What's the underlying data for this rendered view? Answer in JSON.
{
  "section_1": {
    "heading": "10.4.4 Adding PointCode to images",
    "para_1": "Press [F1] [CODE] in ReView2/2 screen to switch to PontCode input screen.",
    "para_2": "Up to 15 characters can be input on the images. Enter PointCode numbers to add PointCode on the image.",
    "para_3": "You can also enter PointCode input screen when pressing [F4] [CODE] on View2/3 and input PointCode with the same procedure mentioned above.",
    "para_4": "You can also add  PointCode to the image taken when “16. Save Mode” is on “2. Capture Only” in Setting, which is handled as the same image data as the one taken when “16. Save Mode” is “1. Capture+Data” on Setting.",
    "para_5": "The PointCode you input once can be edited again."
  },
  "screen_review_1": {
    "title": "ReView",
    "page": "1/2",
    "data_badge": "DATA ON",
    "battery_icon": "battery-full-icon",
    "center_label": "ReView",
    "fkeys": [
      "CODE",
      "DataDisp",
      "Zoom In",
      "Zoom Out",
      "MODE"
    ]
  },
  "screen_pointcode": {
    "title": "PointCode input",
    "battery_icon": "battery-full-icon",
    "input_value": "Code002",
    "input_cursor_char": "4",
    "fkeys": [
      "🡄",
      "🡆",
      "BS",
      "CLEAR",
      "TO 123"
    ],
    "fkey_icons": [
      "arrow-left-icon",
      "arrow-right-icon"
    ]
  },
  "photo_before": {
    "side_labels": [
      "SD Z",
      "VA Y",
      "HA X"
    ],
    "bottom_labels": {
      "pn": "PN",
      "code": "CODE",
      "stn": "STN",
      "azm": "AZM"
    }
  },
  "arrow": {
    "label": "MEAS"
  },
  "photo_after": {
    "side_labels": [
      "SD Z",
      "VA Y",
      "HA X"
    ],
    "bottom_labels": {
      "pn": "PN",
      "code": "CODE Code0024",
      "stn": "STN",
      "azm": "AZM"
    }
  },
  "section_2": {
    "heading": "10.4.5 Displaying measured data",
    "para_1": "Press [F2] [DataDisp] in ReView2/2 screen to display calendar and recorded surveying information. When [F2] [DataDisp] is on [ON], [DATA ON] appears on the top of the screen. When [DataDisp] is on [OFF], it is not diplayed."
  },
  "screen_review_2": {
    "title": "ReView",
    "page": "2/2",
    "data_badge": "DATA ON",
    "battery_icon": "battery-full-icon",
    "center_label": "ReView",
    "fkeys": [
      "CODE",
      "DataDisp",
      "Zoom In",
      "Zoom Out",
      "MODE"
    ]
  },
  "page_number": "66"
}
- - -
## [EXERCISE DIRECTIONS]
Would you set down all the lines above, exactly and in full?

## [SOLUTION FOR THIS EXERCISE]
What's the underlying data for this rendered view? Answer in JSON.
{
  "section_1": {
    "heading": "10.4.4 Adding PointCode to images",
    "para_1": "Press [F1] [CODE] in ReView2/2 screen to switch to PontCode input screen.",
    "para_2": "Up to 15 characters can be input on the images. Enter PointCode numbers to add PointCode on the image.",
    "para_3": "You can also enter PointCode input screen when pressing [F4] [CODE] on View2/3 and input PointCode with the same procedure mentioned above.",
    "para_4": "You can also add  PointCode to the image taken when “16. Save Mode” is on “2. Capture Only” in Setting, which is handled as the same image data as the one taken when “16. Save Mode” is “1. Capture+Data” on Setting.",
    "para_5": "The PointCode you input once can be edited again."
  },
  "screen_review_1": {
    "title": "ReView",
    "page": "1/2",
    "data_badge": "DATA ON",
    "battery_icon": "battery-full-icon",
    "center_label": "ReView",
    "fkeys": [
      "CODE",
      "DataDisp",
      "Zoom In",
      "Zoom Out",
      "MODE"
    ]
  },
  "screen_pointcode": {
    "title": "PointCode input",
    "battery_icon": "battery-full-icon",
    "input_value": "Code002",
    "input_cursor_char": "4",
    "fkeys": [
      "🡄",
      "🡆",
      "BS",
      "CLEAR",
      "TO 123"
    ],
    "fkey_icons": [
      "arrow-left-icon",
      "arrow-right-icon"
    ]
  },
  "photo_before": {
    "side_labels": [
      "SD Z",
      "VA Y",
      "HA X"
    ],
    "bottom_labels": {
      "pn": "PN",
      "code": "CODE",
      "stn": "STN",
      "azm": "AZM"
    }
  },
  "arrow": {
    "label": "MEAS"
  },
  "photo_after": {
    "side_labels": [
      "SD Z",
      "VA Y",
      "HA X"
    ],
    "bottom_labels": {
      "pn": "PN",
      "code": "CODE Code0024",
      "stn": "STN",
      "azm": "AZM"
    }
  },
  "section_2": {
    "heading": "10.4.5 Displaying measured data",
    "para_1": "Press [F2] [DataDisp] in ReView2/2 screen to display calendar and recorded surveying information. When [F2] [DataDisp] is on [ON], [DATA ON] appears on the top of the screen. When [DataDisp] is on [OFF], it is not diplayed."
  },
  "screen_review_2": {
    "title": "ReView",
    "page": "2/2",
    "data_badge": "DATA ON",
    "battery_icon": "battery-full-icon",
    "center_label": "ReView",
    "fkeys": [
      "CODE",
      "DataDisp",
      "Zoom In",
      "Zoom Out",
      "MODE"
    ]
  },
  "page_number": "66"
}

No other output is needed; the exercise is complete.